** Task statement **
Your answer should hold all lines of the entries that include the word "avatar".

[Start of Attachment]

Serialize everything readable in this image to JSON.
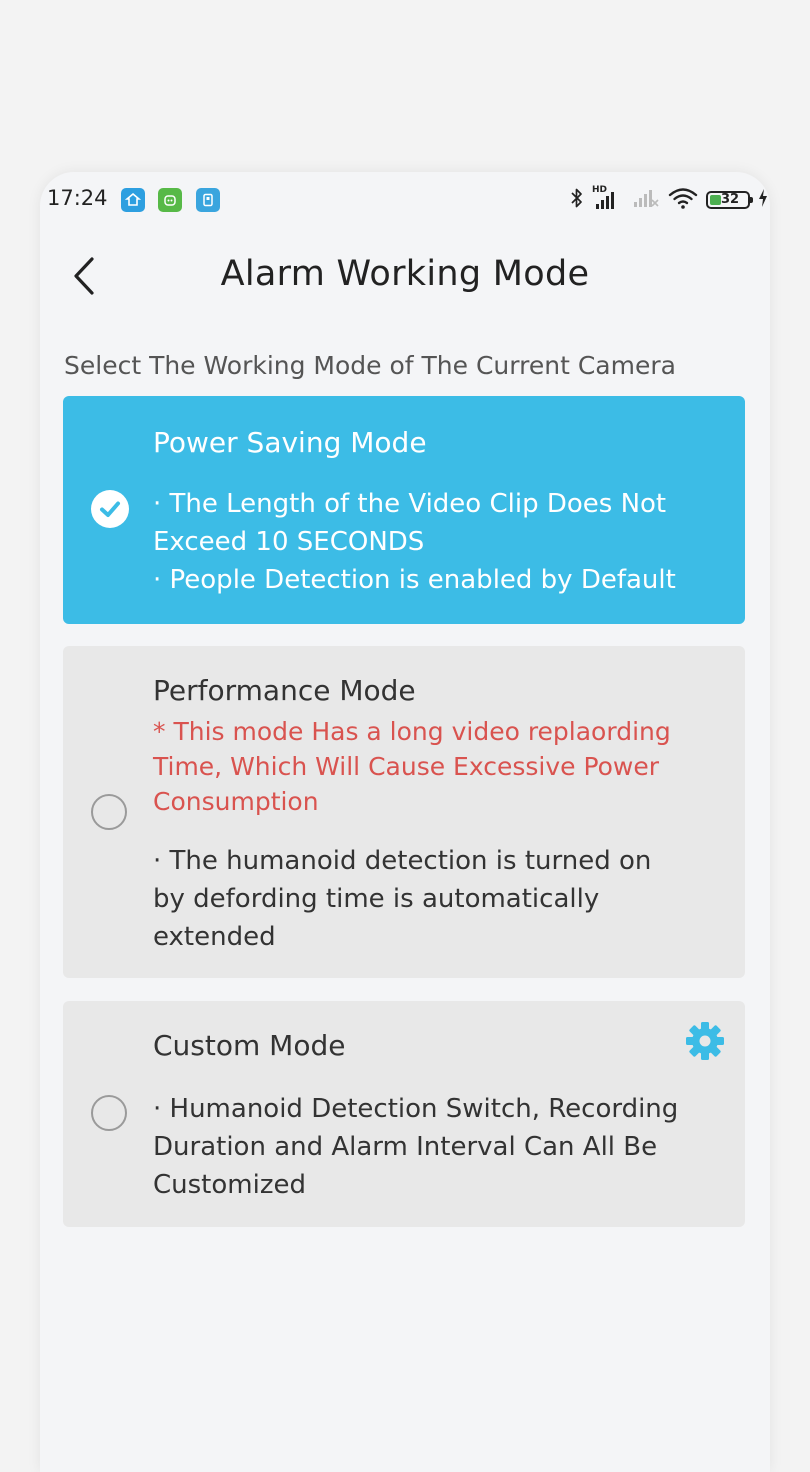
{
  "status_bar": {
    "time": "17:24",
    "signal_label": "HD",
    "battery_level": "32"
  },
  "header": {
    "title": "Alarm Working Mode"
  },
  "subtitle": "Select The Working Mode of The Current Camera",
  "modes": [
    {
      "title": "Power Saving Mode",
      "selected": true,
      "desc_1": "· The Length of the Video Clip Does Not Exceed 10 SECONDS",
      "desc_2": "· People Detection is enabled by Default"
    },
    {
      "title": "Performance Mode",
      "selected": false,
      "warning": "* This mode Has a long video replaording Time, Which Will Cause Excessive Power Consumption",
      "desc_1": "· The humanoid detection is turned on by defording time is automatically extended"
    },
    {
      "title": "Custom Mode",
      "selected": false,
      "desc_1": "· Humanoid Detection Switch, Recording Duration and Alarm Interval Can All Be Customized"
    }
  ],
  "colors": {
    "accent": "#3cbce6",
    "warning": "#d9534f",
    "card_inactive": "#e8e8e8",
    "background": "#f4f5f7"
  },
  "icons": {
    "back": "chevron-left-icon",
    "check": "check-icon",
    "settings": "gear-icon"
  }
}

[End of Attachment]
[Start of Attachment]

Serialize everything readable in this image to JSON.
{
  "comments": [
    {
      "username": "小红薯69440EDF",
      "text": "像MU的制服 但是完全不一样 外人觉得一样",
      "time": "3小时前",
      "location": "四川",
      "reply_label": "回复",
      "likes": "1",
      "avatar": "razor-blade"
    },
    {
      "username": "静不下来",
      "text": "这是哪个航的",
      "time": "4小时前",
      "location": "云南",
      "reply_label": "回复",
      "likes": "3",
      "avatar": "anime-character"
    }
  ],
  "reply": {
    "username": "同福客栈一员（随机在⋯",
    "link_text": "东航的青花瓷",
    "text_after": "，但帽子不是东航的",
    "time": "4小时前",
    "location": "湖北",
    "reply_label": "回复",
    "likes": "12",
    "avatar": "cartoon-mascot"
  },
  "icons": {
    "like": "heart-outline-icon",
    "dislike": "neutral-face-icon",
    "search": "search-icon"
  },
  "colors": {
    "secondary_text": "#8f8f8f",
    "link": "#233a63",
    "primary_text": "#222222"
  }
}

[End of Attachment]

** Result of this task **
      "avatar": "razor-blade"
      "avatar": "anime-character"
    "avatar": "cartoon-mascot"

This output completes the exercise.